Items from an interface collection

▶

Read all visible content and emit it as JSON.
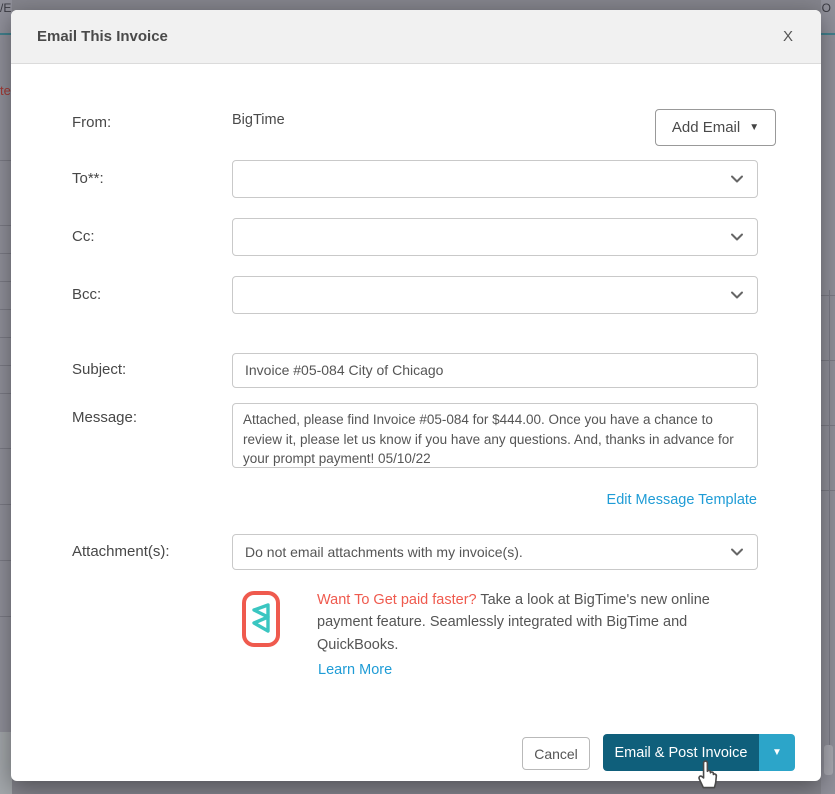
{
  "background": {
    "top_left_text": "/E",
    "top_right_text": "O",
    "left_red_text": "te"
  },
  "modal": {
    "title": "Email This Invoice",
    "close_label": "X",
    "fields": {
      "from": {
        "label": "From:",
        "value": "BigTime"
      },
      "add_email_label": "Add Email",
      "to": {
        "label": "To**:",
        "value": ""
      },
      "cc": {
        "label": "Cc:",
        "value": ""
      },
      "bcc": {
        "label": "Bcc:",
        "value": ""
      },
      "subject": {
        "label": "Subject:",
        "value": "Invoice #05-084 City of Chicago"
      },
      "message": {
        "label": "Message:",
        "value": "Attached, please find Invoice #05-084 for $444.00.  Once you have a chance to review it, please let us know if you have any questions.  And, thanks in advance for your prompt payment! 05/10/22"
      },
      "edit_template_link": "Edit Message Template",
      "attachments": {
        "label": "Attachment(s):",
        "value": "Do not email attachments with my invoice(s)."
      }
    },
    "promo": {
      "highlight": "Want To Get paid faster?",
      "body": " Take a look at BigTime's new online payment feature. Seamlessly integrated with BigTime and QuickBooks.",
      "learn_more": "Learn More"
    },
    "footer": {
      "cancel_label": "Cancel",
      "primary_label": "Email & Post Invoice"
    },
    "colors": {
      "primary_dark_teal": "#0f5f7b",
      "primary_cyan": "#2ca5c9",
      "link_blue": "#1f9cd6",
      "coral": "#ef5a4e",
      "logo_teal": "#3ac6c1"
    }
  }
}
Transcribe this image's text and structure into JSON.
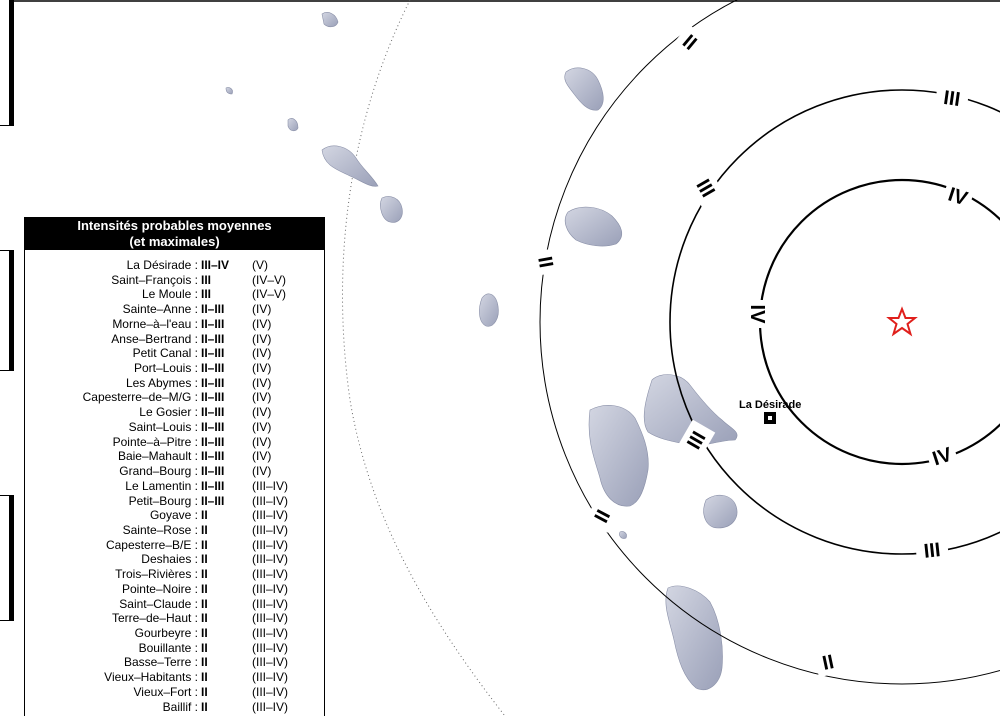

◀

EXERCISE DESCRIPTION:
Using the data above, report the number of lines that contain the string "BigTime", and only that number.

WORKED SOLUTION:
2